The answer must be one number: how many lines below contain the word "true".

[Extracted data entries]
---------------

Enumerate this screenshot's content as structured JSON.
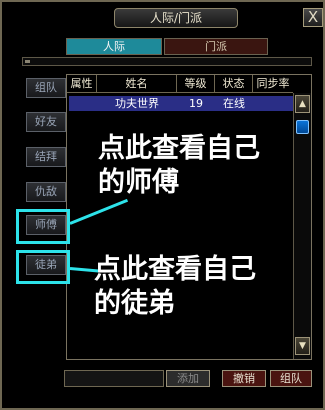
{
  "window": {
    "title": "人际/门派",
    "close_label": "X"
  },
  "tabs": [
    {
      "label": "人际",
      "active": true
    },
    {
      "label": "门派",
      "active": false
    }
  ],
  "sidebar": {
    "items": [
      {
        "label": "组队"
      },
      {
        "label": "好友"
      },
      {
        "label": "结拜"
      },
      {
        "label": "仇敌"
      },
      {
        "label": "师傅"
      },
      {
        "label": "徒弟"
      }
    ]
  },
  "table": {
    "columns": [
      "属性",
      "姓名",
      "等级",
      "状态",
      "同步率"
    ],
    "rows": [
      {
        "attr": "",
        "name": "功夫世界",
        "level": "19",
        "status": "在线",
        "sync": ""
      }
    ]
  },
  "scrollbar": {
    "up_label": "▲",
    "down_label": "▼"
  },
  "annotations": {
    "master": {
      "line1": "点此查看自己",
      "line2": "的师傅"
    },
    "apprentice": {
      "line1": "点此查看自己",
      "line2": "的徒弟"
    }
  },
  "bottom": {
    "search_value": "",
    "buttons": {
      "add": "添加",
      "cancel": "撤销",
      "group": "组队"
    }
  },
  "colors": {
    "callout": "#2de3ea",
    "tab_active": "#1e8a9a",
    "tab_inactive": "#3a1510",
    "selected_row": "#2a2e86"
  }
}
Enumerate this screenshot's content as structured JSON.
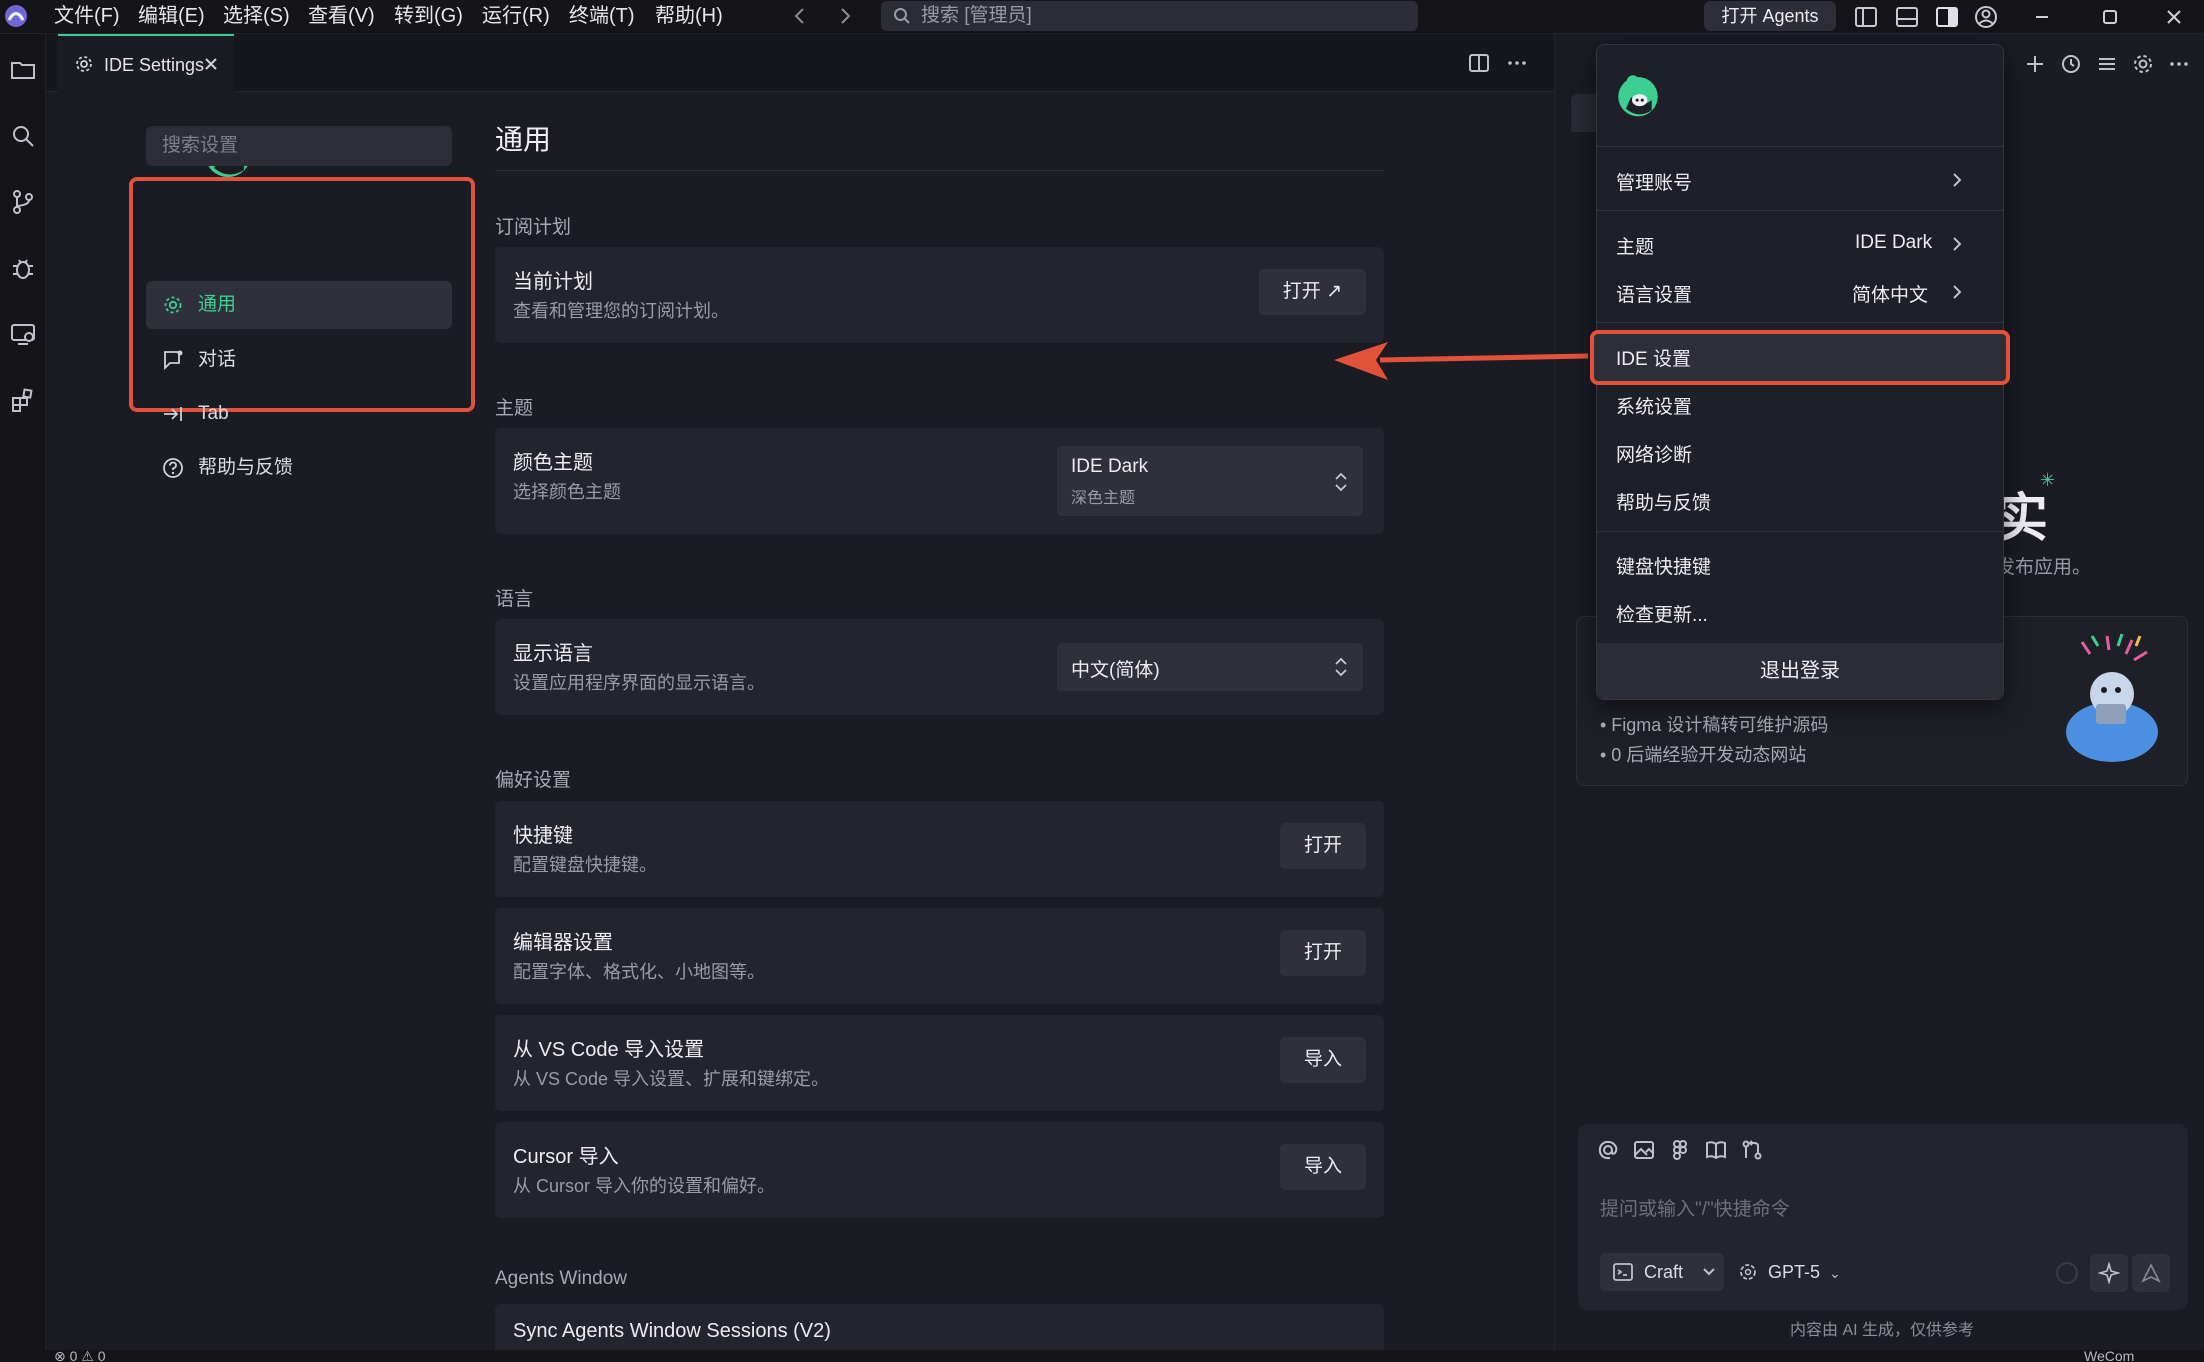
{
  "menubar": {
    "items": [
      "文件(F)",
      "编辑(E)",
      "选择(S)",
      "查看(V)",
      "转到(G)",
      "运行(R)",
      "终端(T)",
      "帮助(H)"
    ],
    "search_placeholder": "搜索 [管理员]",
    "open_agents_label": "打开 Agents"
  },
  "tabs": {
    "active_label": "IDE Settings"
  },
  "settings": {
    "search_placeholder": "搜索设置",
    "nav": [
      {
        "label": "通用",
        "icon": "gear-icon",
        "active": true
      },
      {
        "label": "对话",
        "icon": "chat-icon",
        "active": false
      },
      {
        "label": "Tab",
        "icon": "tab-arrow-icon",
        "active": false
      },
      {
        "label": "帮助与反馈",
        "icon": "help-icon",
        "active": false
      }
    ],
    "page_title": "通用",
    "sections": {
      "subscription": "订阅计划",
      "theme": "主题",
      "language": "语言",
      "preferences": "偏好设置",
      "agents_window": "Agents Window"
    },
    "cards": {
      "plan": {
        "title": "当前计划",
        "desc": "查看和管理您的订阅计划。",
        "button": "打开 ↗"
      },
      "color_theme": {
        "title": "颜色主题",
        "desc": "选择颜色主题",
        "value": "IDE Dark",
        "value_sub": "深色主题"
      },
      "display_lang": {
        "title": "显示语言",
        "desc": "设置应用程序界面的显示语言。",
        "value": "中文(简体)"
      },
      "shortcuts": {
        "title": "快捷键",
        "desc": "配置键盘快捷键。",
        "button": "打开"
      },
      "editor": {
        "title": "编辑器设置",
        "desc": "配置字体、格式化、小地图等。",
        "button": "打开"
      },
      "vscode_import": {
        "title": "从 VS Code 导入设置",
        "desc": "从 VS Code 导入设置、扩展和键绑定。",
        "button": "导入"
      },
      "cursor_import": {
        "title": "Cursor 导入",
        "desc": "从 Cursor 导入你的设置和偏好。",
        "button": "导入"
      },
      "sync_agents": {
        "title": "Sync Agents Window Sessions (V2)"
      }
    }
  },
  "right_panel": {
    "hero_char": "实",
    "hero_sub": "发布应用。",
    "features": [
      "• Figma 设计稿转可维护源码",
      "• 0 后端经验开发动态网站"
    ],
    "chat_placeholder": "提问或输入\"/\"快捷命令",
    "mode": "Craft",
    "model": "GPT-5",
    "disclaimer": "内容由 AI 生成，仅供参考"
  },
  "dropdown": {
    "manage_account": "管理账号",
    "theme_label": "主题",
    "theme_value": "IDE Dark",
    "language_label": "语言设置",
    "language_value": "简体中文",
    "ide_settings": "IDE 设置",
    "system_settings": "系统设置",
    "network_diag": "网络诊断",
    "help_feedback": "帮助与反馈",
    "keyboard_shortcuts": "键盘快捷键",
    "check_updates": "检查更新...",
    "logout": "退出登录"
  },
  "statusbar": {
    "problems": "⊗ 0 ⚠ 0",
    "right": "WeCom"
  },
  "colors": {
    "accent": "#3ccf91",
    "highlight": "#e2513a",
    "background": "#1b1b24"
  }
}
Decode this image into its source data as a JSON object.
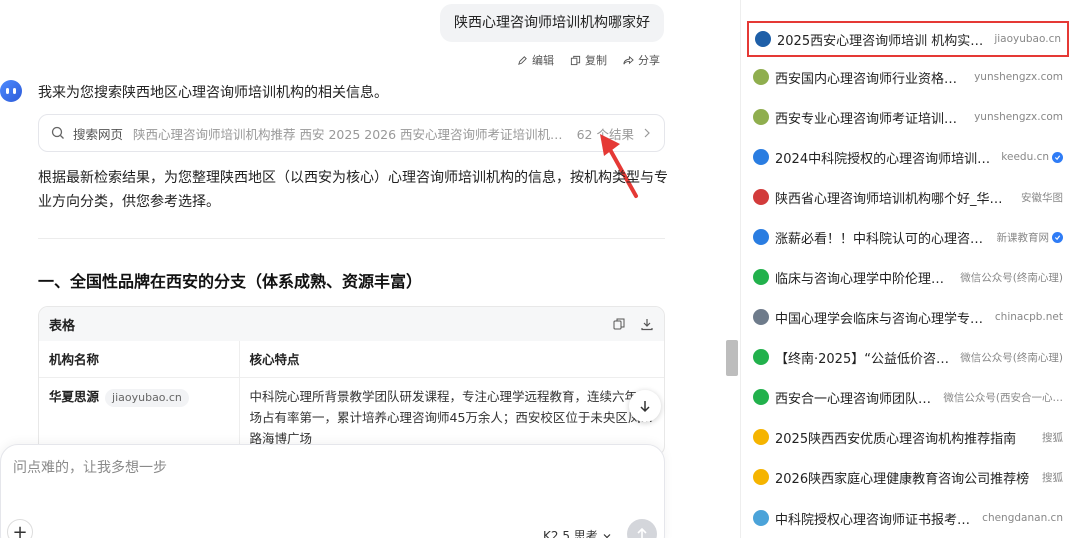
{
  "chat": {
    "user_message": "陕西心理咨询师培训机构哪家好",
    "actions": {
      "edit": "编辑",
      "copy": "复制",
      "share": "分享"
    },
    "intro": "我来为您搜索陕西地区心理咨询师培训机构的相关信息。",
    "search": {
      "label": "搜索网页",
      "query": "陕西心理咨询师培训机构推荐 西安 2025 2026 西安心理咨询师考证培训机构排…",
      "count": "62 个结果"
    },
    "paragraph": "根据最新检索结果，为您整理陕西地区（以西安为核心）心理咨询师培训机构的信息，按机构类型与专业方向分类，供您参考选择。",
    "section_heading": "一、全国性品牌在西安的分支（体系成熟、资源丰富）",
    "table": {
      "title": "表格",
      "columns": [
        "机构名称",
        "核心特点"
      ],
      "rows": [
        {
          "name": "华夏思源",
          "site": "jiaoyubao.cn",
          "desc": "中科院心理所背景教学团队研发课程，专注心理学远程教育，连续六年…场占有率第一，累计培养心理咨询师45万余人；西安校区位于未央区凤…路海博广场"
        }
      ]
    },
    "composer": {
      "placeholder": "问点难的，让我多想一步",
      "model": "K2.5 思考"
    }
  },
  "sources": [
    {
      "title": "2025西安心理咨询师培训 机构实力…",
      "site": "jiaoyubao.cn",
      "verified": false,
      "icon": "jiaoyubao-icon",
      "color": "#1e5fa8"
    },
    {
      "title": "西安国内心理咨询师行业资格证…",
      "site": "yunshengzx.com",
      "verified": false,
      "icon": "yunsheng-icon",
      "color": "#8fae4e"
    },
    {
      "title": "西安专业心理咨询师考证培训机…",
      "site": "yunshengzx.com",
      "verified": false,
      "icon": "yunsheng-icon",
      "color": "#8fae4e"
    },
    {
      "title": "2024中科院授权的心理咨询师培训…",
      "site": "keedu.cn",
      "verified": true,
      "icon": "keedu-icon",
      "color": "#2a7de1"
    },
    {
      "title": "陕西省心理咨询师培训机构哪个好_华…",
      "site": "安徽华图",
      "verified": false,
      "icon": "huatu-icon",
      "color": "#d23b3b"
    },
    {
      "title": "涨薪必看！！中科院认可的心理咨…",
      "site": "新课教育网",
      "verified": true,
      "icon": "xinke-icon",
      "color": "#2a7de1"
    },
    {
      "title": "临床与咨询心理学中阶伦理…",
      "site": "微信公众号(终南心理)",
      "verified": false,
      "icon": "wechat-icon",
      "color": "#22b14c"
    },
    {
      "title": "中国心理学会临床与咨询心理学专…",
      "site": "chinacpb.net",
      "verified": false,
      "icon": "chinacpb-icon",
      "color": "#6e7b8b"
    },
    {
      "title": "【终南·2025】“公益低价咨询…",
      "site": "微信公众号(终南心理)",
      "verified": false,
      "icon": "wechat-icon",
      "color": "#22b14c"
    },
    {
      "title": "西安合一心理咨询师团队…",
      "site": "微信公众号(西安合一心…",
      "verified": false,
      "icon": "wechat-icon",
      "color": "#22b14c"
    },
    {
      "title": "2025陕西西安优质心理咨询机构推荐指南",
      "site": "搜狐",
      "verified": false,
      "icon": "sohu-icon",
      "color": "#f5b400"
    },
    {
      "title": "2026陕西家庭心理健康教育咨询公司推荐榜",
      "site": "搜狐",
      "verified": false,
      "icon": "sohu-icon",
      "color": "#f5b400"
    },
    {
      "title": "中科院授权心理咨询师证书报考机…",
      "site": "chengdanan.cn",
      "verified": false,
      "icon": "chengdanan-icon",
      "color": "#4ba3d9"
    }
  ]
}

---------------

Answer to this task: 4